Let us not use this day to scold those who are not vaccinated nor scorn those who vaccinate. Let us not opine about misinformation or disinformation. Let us not argue over numbers. Today let us simply remember the lives lost. Let us show compassion.

Our nation is in grief. We see symptoms of grief all around us – including denial, anger and depression. Let us use this day to find comfort and to comfort. This is a day to reflect on death. For Christians – and those of other religions – remembering the dead leads naturally to pondering eternal life.

Many people do not believe in eternal life. Skepticism leads them to see afterlife as wishful thinking. I respect that opinion, though I do not share it. For me eternal life is as real as temporal life.  I am as aware of eternity as I am of time. Actually I am more aware of eternity. Time is an illusion in the presence of the Eternal. In the light of eternity I disappear, and only eternity remains. In the Eternal all lives are sacred and none are lost.

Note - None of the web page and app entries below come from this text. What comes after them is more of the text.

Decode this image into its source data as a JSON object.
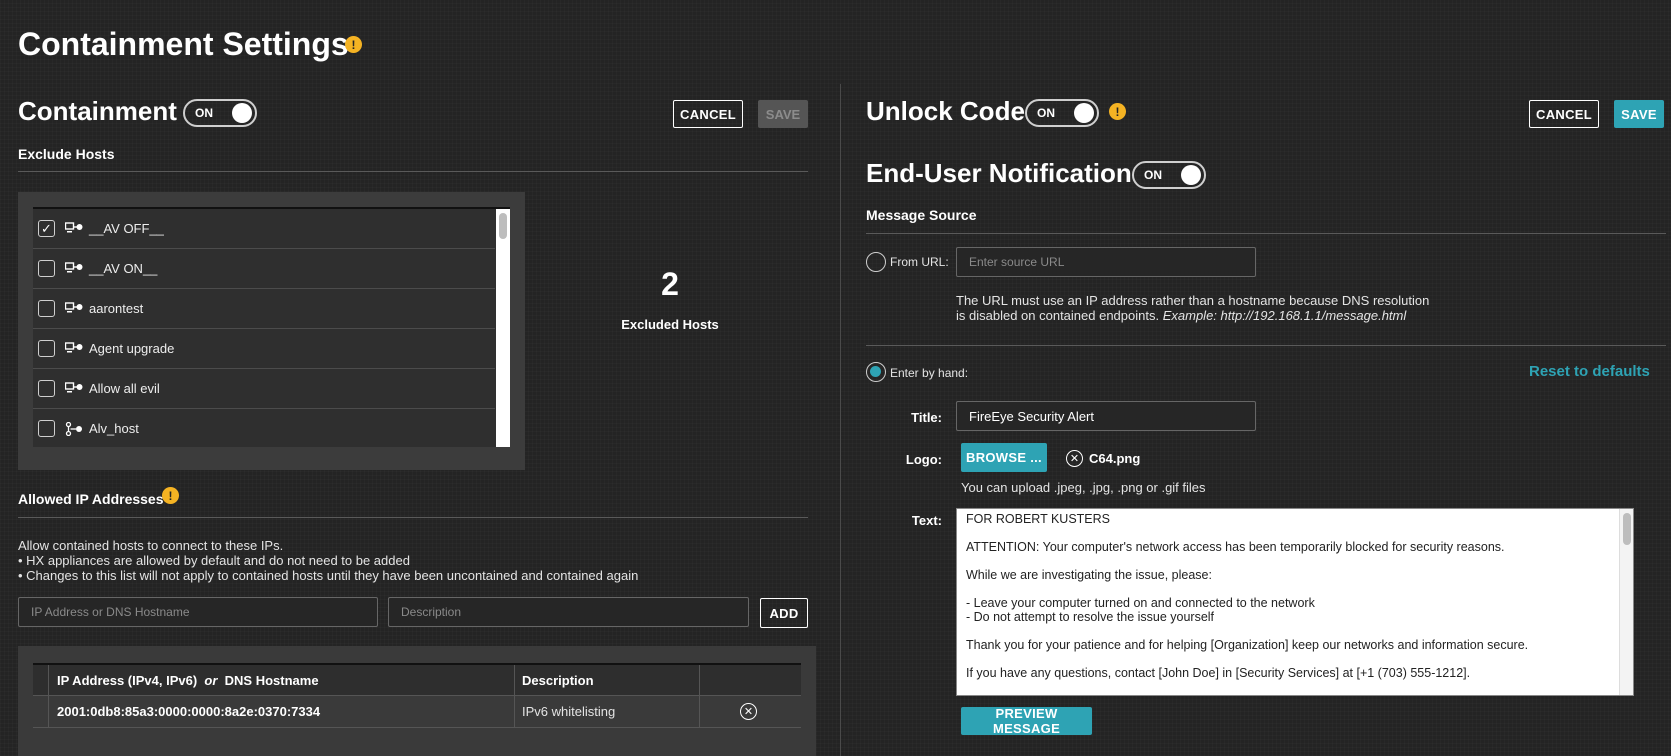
{
  "page": {
    "title": "Containment Settings"
  },
  "containment": {
    "title": "Containment",
    "toggle": "ON",
    "cancel_label": "CANCEL",
    "save_label": "SAVE",
    "exclude_hosts_label": "Exclude Hosts",
    "hosts": [
      {
        "name": "__AV OFF__",
        "checked": true,
        "icon": "host-group-icon"
      },
      {
        "name": "__AV ON__",
        "checked": false,
        "icon": "host-group-icon"
      },
      {
        "name": "aarontest",
        "checked": false,
        "icon": "host-group-icon"
      },
      {
        "name": "Agent upgrade",
        "checked": false,
        "icon": "host-group-icon"
      },
      {
        "name": "Allow all evil",
        "checked": false,
        "icon": "host-group-icon"
      },
      {
        "name": "Alv_host",
        "checked": false,
        "icon": "host-icon"
      }
    ],
    "excluded_count": "2",
    "excluded_label": "Excluded Hosts"
  },
  "allowed_ip": {
    "title": "Allowed IP Addresses",
    "intro": "Allow contained hosts to connect to these IPs.",
    "bullets": [
      "HX appliances are allowed by default and do not need to be added",
      "Changes to this list will not apply to contained hosts until they have been uncontained and contained again"
    ],
    "ip_placeholder": "IP Address or DNS Hostname",
    "desc_placeholder": "Description",
    "add_label": "ADD",
    "table": {
      "col_ip_a": "IP Address (IPv4, IPv6)",
      "col_ip_or": "or",
      "col_ip_b": "DNS Hostname",
      "col_desc": "Description",
      "rows": [
        {
          "ip": "2001:0db8:85a3:0000:0000:8a2e:0370:7334",
          "description": "IPv6 whitelisting"
        }
      ]
    }
  },
  "unlock": {
    "title": "Unlock Code",
    "toggle": "ON",
    "cancel_label": "CANCEL",
    "save_label": "SAVE"
  },
  "notification": {
    "title": "End-User Notification",
    "toggle": "ON",
    "message_source_label": "Message Source",
    "from_url_label": "From URL:",
    "url_placeholder": "Enter source URL",
    "url_help_1": "The URL must use an IP address rather than a hostname because DNS resolution",
    "url_help_2": "is disabled on contained endpoints.",
    "url_help_example": "Example: http://192.168.1.1/message.html",
    "by_hand_label": "Enter by hand:",
    "reset_label": "Reset to defaults",
    "title_label": "Title:",
    "title_value": "FireEye Security Alert",
    "logo_label": "Logo:",
    "browse_label": "BROWSE ...",
    "logo_file": "C64.png",
    "logo_help": "You can upload .jpeg, .jpg, .png or .gif files",
    "text_label": "Text:",
    "text_value": "FOR ROBERT KUSTERS\n\nATTENTION: Your computer's network access has been temporarily blocked for security reasons.\n\nWhile we are investigating the issue, please:\n\n- Leave your computer turned on and connected to the network\n- Do not attempt to resolve the issue yourself\n\nThank you for your patience and for helping [Organization] keep our networks and information secure.\n\nIf you have any questions, contact [John Doe] in [Security Services] at [+1 (703) 555-1212].",
    "preview_label": "PREVIEW MESSAGE"
  },
  "colors": {
    "accent": "#2ea3b4",
    "warning": "#f5b323",
    "background": "#242424"
  }
}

Life and death are passing phases. They cannot touch what we truly are. Our true nature is neither born nor dies. As I ponder the five million who have died of COVID, I do not see statistics or strangers. I see family. I see myself. They are me. I am them. We are one. We are united in the One I call God. That is what we Christians call the Communion of the Saints. This is what I remember on this holiday of All Saints Day.